TASK TO CARRY OUT> Skipping each picture, output the entries exactly as they stand below.

SUPPLIED MATERIAL>
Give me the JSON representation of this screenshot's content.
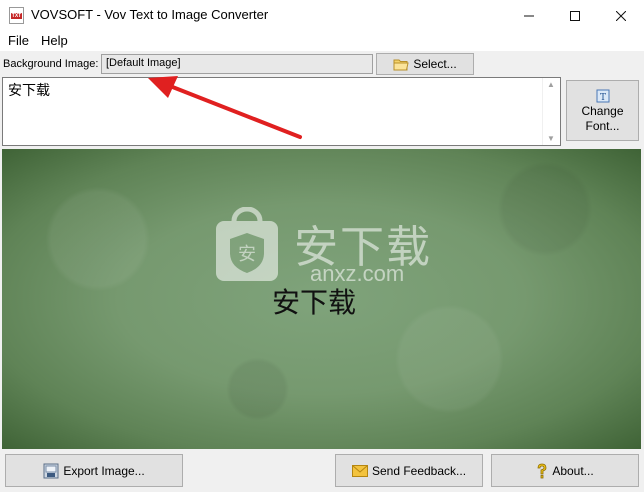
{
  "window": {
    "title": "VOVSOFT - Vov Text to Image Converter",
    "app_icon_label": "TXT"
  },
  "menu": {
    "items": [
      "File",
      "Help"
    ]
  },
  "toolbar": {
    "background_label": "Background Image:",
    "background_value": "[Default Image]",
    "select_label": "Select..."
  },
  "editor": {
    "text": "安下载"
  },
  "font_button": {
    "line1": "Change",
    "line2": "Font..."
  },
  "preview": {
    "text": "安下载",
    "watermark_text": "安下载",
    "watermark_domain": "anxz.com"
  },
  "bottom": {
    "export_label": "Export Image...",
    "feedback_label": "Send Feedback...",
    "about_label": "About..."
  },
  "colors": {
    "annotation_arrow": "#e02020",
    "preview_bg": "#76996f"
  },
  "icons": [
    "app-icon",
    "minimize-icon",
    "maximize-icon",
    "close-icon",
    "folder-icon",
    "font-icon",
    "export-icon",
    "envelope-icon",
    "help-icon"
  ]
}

SOLUTION TO THIS TASK>
Give me the JSON representation of this screenshot's content.
{
  "window": {
    "title": "VOVSOFT - Vov Text to Image Converter",
    "app_icon_label": "TXT"
  },
  "menu": {
    "items": [
      "File",
      "Help"
    ]
  },
  "toolbar": {
    "background_label": "Background Image:",
    "background_value": "[Default Image]",
    "select_label": "Select..."
  },
  "editor": {
    "text": "安下载"
  },
  "font_button": {
    "line1": "Change",
    "line2": "Font..."
  },
  "preview": {
    "text": "安下载",
    "watermark_text": "安下载",
    "watermark_domain": "anxz.com"
  },
  "bottom": {
    "export_label": "Export Image...",
    "feedback_label": "Send Feedback...",
    "about_label": "About..."
  },
  "colors": {
    "annotation_arrow": "#e02020",
    "preview_bg": "#76996f"
  },
  "icons": [
    "app-icon",
    "minimize-icon",
    "maximize-icon",
    "close-icon",
    "folder-icon",
    "font-icon",
    "export-icon",
    "envelope-icon",
    "help-icon"
  ]
}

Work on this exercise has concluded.